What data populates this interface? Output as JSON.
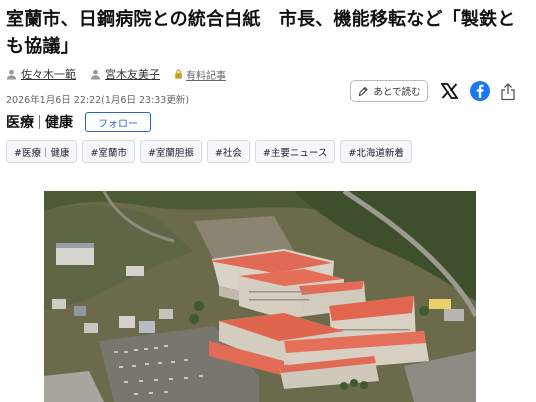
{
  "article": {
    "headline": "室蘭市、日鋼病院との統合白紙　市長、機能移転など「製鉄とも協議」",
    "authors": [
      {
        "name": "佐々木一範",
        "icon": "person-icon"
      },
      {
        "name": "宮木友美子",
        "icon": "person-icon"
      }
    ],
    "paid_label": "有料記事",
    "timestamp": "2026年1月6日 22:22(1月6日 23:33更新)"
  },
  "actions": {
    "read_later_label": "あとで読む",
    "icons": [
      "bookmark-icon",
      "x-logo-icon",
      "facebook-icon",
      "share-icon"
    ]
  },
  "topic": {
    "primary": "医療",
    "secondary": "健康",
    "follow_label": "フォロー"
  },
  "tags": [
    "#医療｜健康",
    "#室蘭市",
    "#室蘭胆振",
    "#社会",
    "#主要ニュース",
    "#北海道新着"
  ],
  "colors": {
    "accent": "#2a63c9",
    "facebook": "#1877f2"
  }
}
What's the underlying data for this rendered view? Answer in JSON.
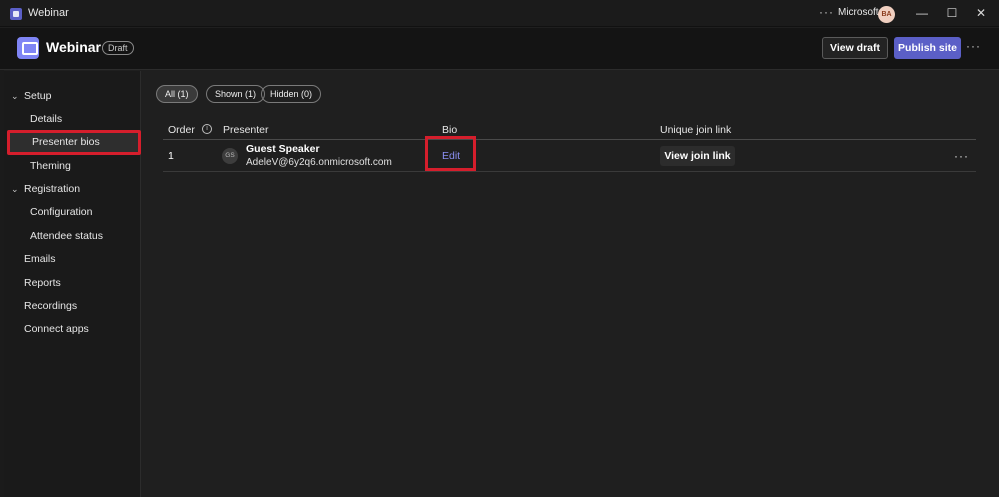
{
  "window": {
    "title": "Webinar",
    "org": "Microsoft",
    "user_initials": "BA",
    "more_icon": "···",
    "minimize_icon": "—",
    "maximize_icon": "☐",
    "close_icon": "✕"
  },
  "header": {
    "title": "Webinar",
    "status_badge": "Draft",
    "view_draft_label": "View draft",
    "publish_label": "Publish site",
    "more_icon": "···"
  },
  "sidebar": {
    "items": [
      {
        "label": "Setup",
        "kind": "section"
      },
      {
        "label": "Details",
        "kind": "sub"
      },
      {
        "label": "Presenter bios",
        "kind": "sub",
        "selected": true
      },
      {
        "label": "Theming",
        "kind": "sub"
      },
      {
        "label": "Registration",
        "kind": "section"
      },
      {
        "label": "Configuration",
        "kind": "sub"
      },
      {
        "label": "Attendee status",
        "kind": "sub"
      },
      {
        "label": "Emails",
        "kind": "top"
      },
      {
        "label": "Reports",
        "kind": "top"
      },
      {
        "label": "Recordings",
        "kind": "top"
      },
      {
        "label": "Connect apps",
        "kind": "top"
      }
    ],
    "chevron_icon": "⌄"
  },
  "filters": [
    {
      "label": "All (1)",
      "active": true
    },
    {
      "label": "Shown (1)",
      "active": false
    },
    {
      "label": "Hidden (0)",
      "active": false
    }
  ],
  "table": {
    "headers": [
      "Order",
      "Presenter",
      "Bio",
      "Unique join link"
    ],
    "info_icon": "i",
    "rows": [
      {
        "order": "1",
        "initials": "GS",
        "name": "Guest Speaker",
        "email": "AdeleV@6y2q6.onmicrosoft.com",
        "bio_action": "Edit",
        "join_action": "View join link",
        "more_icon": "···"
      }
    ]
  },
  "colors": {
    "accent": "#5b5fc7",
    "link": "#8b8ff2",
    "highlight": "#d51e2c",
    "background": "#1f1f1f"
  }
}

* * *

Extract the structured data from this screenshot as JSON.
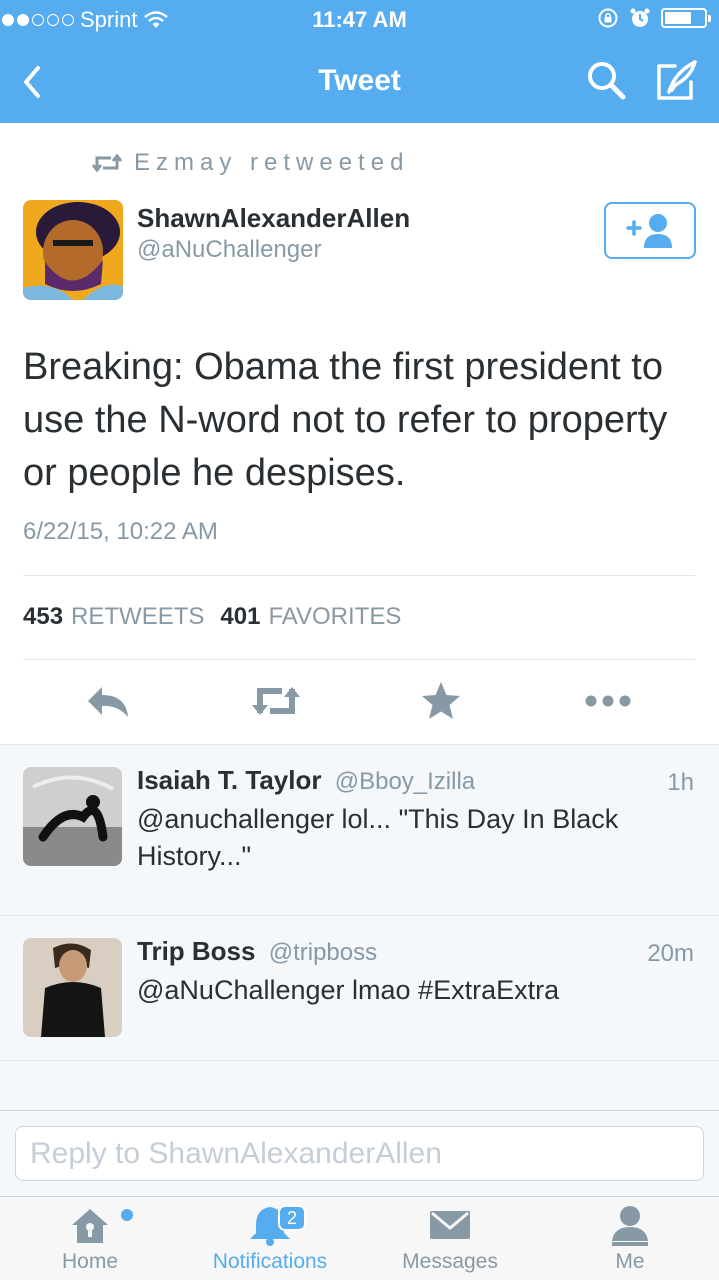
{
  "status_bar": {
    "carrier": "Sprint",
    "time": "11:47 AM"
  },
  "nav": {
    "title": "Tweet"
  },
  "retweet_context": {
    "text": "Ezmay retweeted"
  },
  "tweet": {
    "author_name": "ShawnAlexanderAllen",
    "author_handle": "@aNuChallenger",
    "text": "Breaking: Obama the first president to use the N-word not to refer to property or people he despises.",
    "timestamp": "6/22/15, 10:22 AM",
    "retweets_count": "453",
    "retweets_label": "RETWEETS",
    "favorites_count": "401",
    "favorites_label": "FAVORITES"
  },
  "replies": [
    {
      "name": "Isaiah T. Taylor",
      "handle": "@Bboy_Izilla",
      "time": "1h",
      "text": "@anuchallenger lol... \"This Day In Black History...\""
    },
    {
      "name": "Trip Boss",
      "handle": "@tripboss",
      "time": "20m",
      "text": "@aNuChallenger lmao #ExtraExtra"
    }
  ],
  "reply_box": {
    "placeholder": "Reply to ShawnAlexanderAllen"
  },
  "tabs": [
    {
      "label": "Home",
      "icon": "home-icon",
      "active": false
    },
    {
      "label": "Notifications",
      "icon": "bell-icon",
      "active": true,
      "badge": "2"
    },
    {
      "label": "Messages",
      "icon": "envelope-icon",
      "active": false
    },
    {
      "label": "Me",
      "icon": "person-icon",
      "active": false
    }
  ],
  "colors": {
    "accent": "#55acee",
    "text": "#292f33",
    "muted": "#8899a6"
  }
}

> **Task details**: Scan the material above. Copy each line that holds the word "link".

> **Response to the exercise**:
      "Unique join link"
        "join_action": "View join link",
    "link": "#8b8ff2",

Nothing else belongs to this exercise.